Nothing like an infosec bod to ruin your fun filmy fantasy

So many hotel rooms and Airbnb flats, so many creeps with webcams hidden in light sockets and coat hooks and who knows where else, so much fun when somebody with an Nmap network scanner checks in!

That’s what happened in Ireland, where New Zealand infosec consultant Andrew Barker checked in to an Airbnb with his family. Barker, who routinely runs scans of networks when they check into lodgings and sign on to the Wi-Fi networks, hit the jackpot when he found a camera camouflaged to look like a smoke alarm.

His wife, Nealie Barker, wrote up their experiences in a Facebook post last month.

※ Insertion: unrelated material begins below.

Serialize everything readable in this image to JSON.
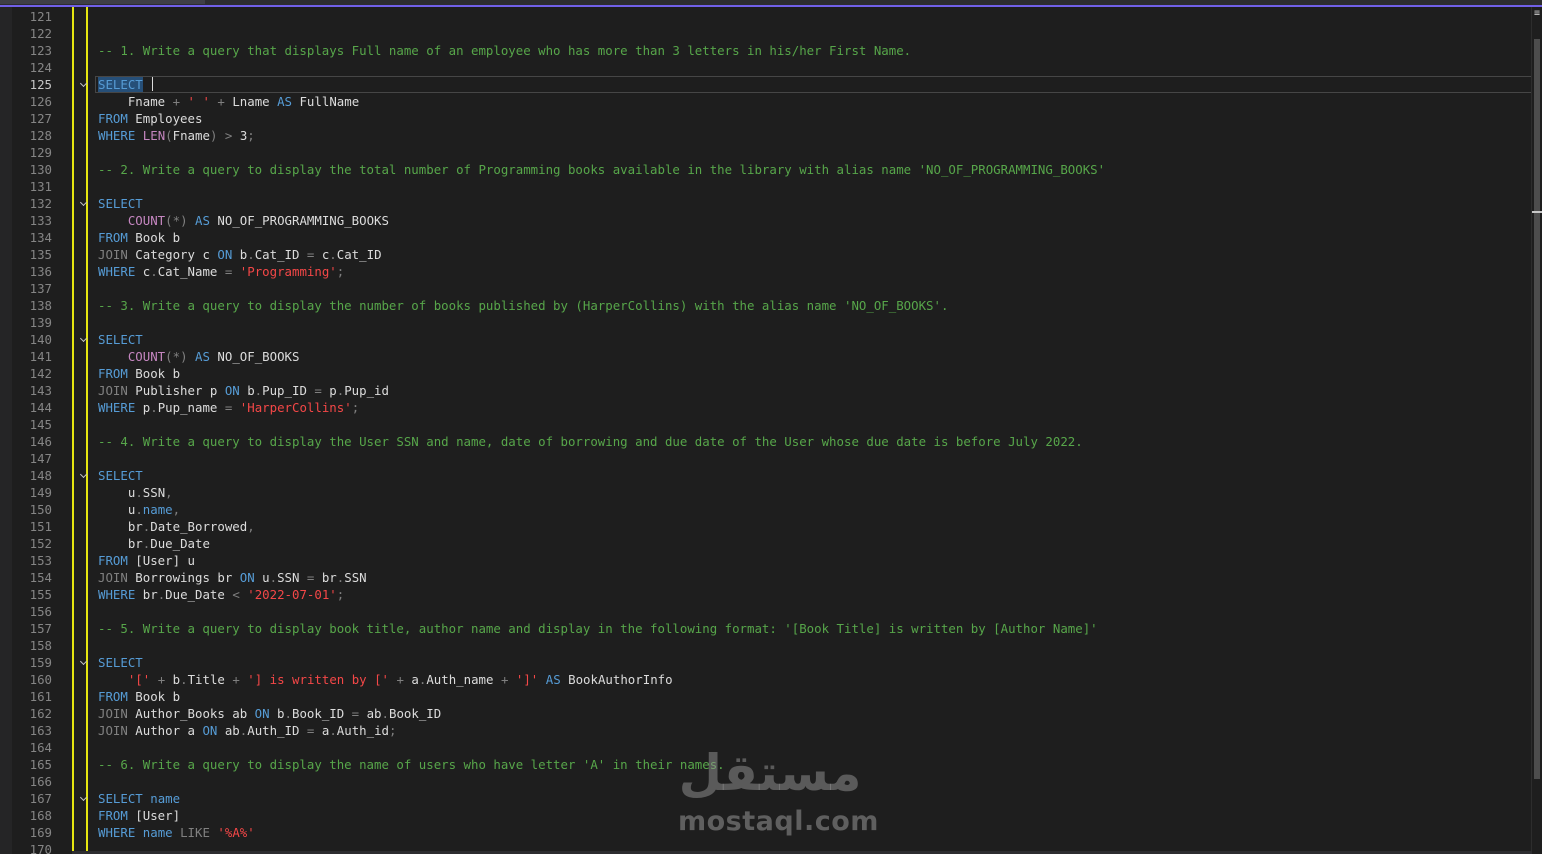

She said at the time that it took 33 days and 10 more unsuspecting guests staying in the property (she knows because at least some of those guests contacted her) before Airbnb told her that it had removed the listing and the host.